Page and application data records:
<<<<

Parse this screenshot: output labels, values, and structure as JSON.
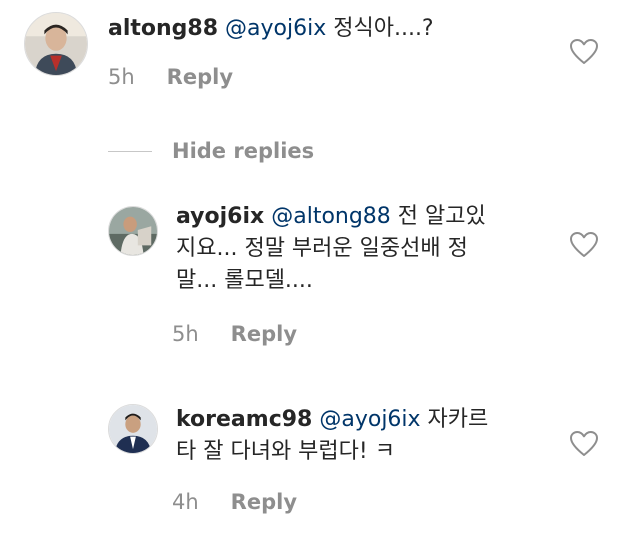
{
  "comments": [
    {
      "username": "altong88",
      "mention": "@ayoj6ix",
      "lines": [
        " 정식아....?"
      ],
      "time": "5h",
      "reply_label": "Reply"
    }
  ],
  "hide_replies_label": "Hide replies",
  "replies": [
    {
      "username": "ayoj6ix",
      "mention": "@altong88",
      "lines": [
        " 전 알고있",
        "지요... 정말 부러운 일중선배 정",
        "말... 롤모델...."
      ],
      "time": "5h",
      "reply_label": "Reply"
    },
    {
      "username": "koreamc98",
      "mention": "@ayoj6ix",
      "lines": [
        " 자카르",
        "타 잘 다녀와 부럽다! ㅋ"
      ],
      "time": "4h",
      "reply_label": "Reply"
    }
  ],
  "icons": {
    "like": "heart-outline-icon",
    "avatar": "user-avatar"
  },
  "colors": {
    "mention": "#003569",
    "meta": "#8e8e8e",
    "text": "#262626"
  }
}
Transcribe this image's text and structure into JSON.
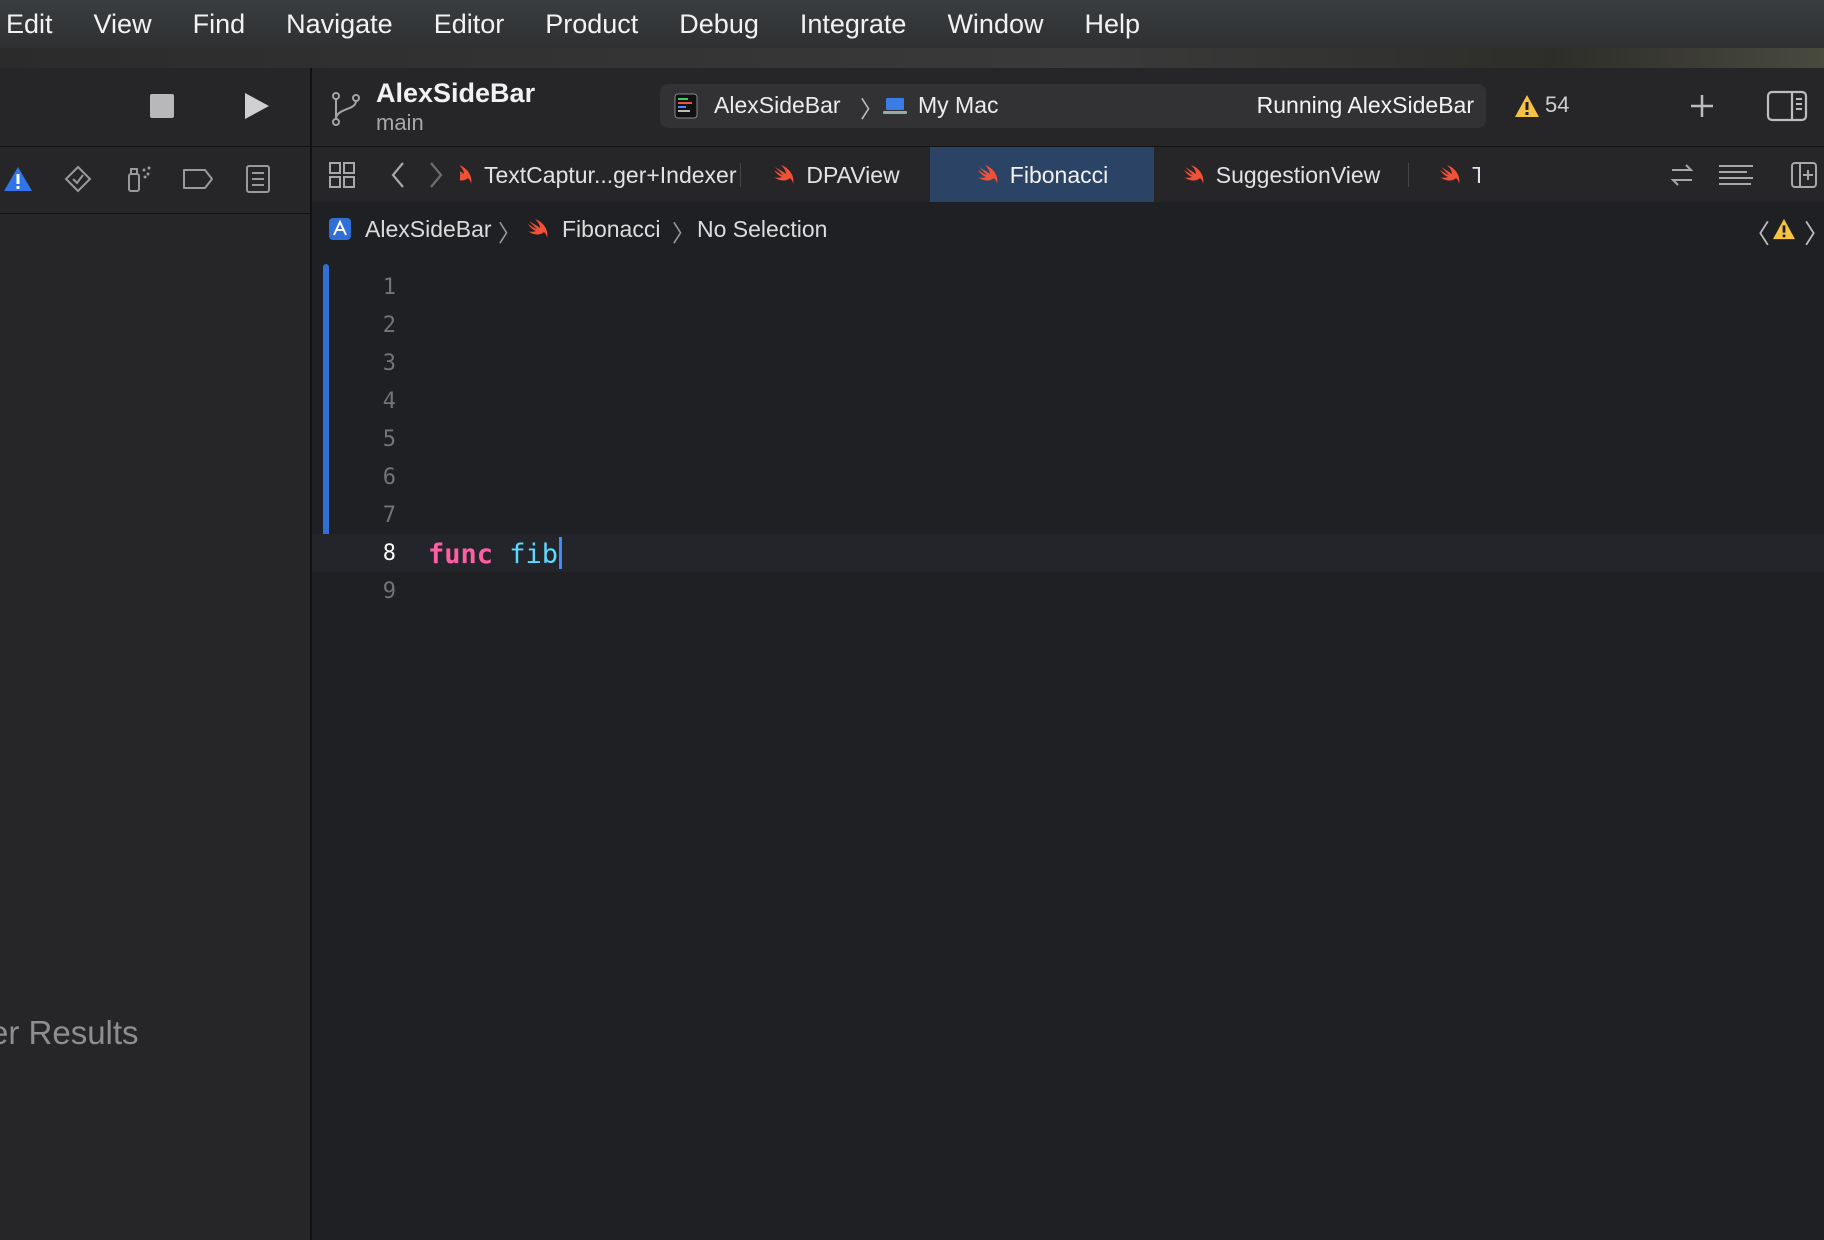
{
  "menubar": {
    "items": [
      "Edit",
      "View",
      "Find",
      "Navigate",
      "Editor",
      "Product",
      "Debug",
      "Integrate",
      "Window",
      "Help"
    ]
  },
  "navigator": {
    "icons": [
      "issue-navigator-icon",
      "test-navigator-icon",
      "debug-navigator-icon",
      "breakpoint-navigator-icon",
      "report-navigator-icon"
    ],
    "filter_results_text": "er Results"
  },
  "toolbar": {
    "project_name": "AlexSideBar",
    "branch": "main",
    "scheme_name": "AlexSideBar",
    "scheme_chevron": "〉",
    "destination": "My Mac",
    "run_status": "Running AlexSideBar",
    "warning_count": "54"
  },
  "tabs": [
    {
      "label": "TextCaptur...ger+Indexer",
      "active": false
    },
    {
      "label": "DPAView",
      "active": false
    },
    {
      "label": "Fibonacci",
      "active": true
    },
    {
      "label": "SuggestionView",
      "active": false
    },
    {
      "label": "TextC",
      "active": false
    }
  ],
  "jumpbar": {
    "project": "AlexSideBar",
    "separator": "〉",
    "file": "Fibonacci",
    "selection": "No Selection",
    "prev": "〈",
    "next": "〉"
  },
  "editor": {
    "line_numbers": [
      "1",
      "2",
      "3",
      "4",
      "5",
      "6",
      "7",
      "8",
      "9"
    ],
    "current_line": "8",
    "code_keyword": "func",
    "code_identifier": "fib"
  },
  "colors": {
    "accent_blue": "#2f6fd6",
    "active_tab": "#2b4466",
    "keyword_pink": "#fc5fa3",
    "identifier_cyan": "#5dd8ff",
    "warning_yellow": "#f5c242",
    "swift_orange": "#f05138"
  }
}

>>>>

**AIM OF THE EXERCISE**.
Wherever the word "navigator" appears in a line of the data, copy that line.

**FINISHED TASK**.
  "navigator": {
      "issue-navigator-icon",
      "test-navigator-icon",
      "debug-navigator-icon",
      "breakpoint-navigator-icon",
      "report-navigator-icon"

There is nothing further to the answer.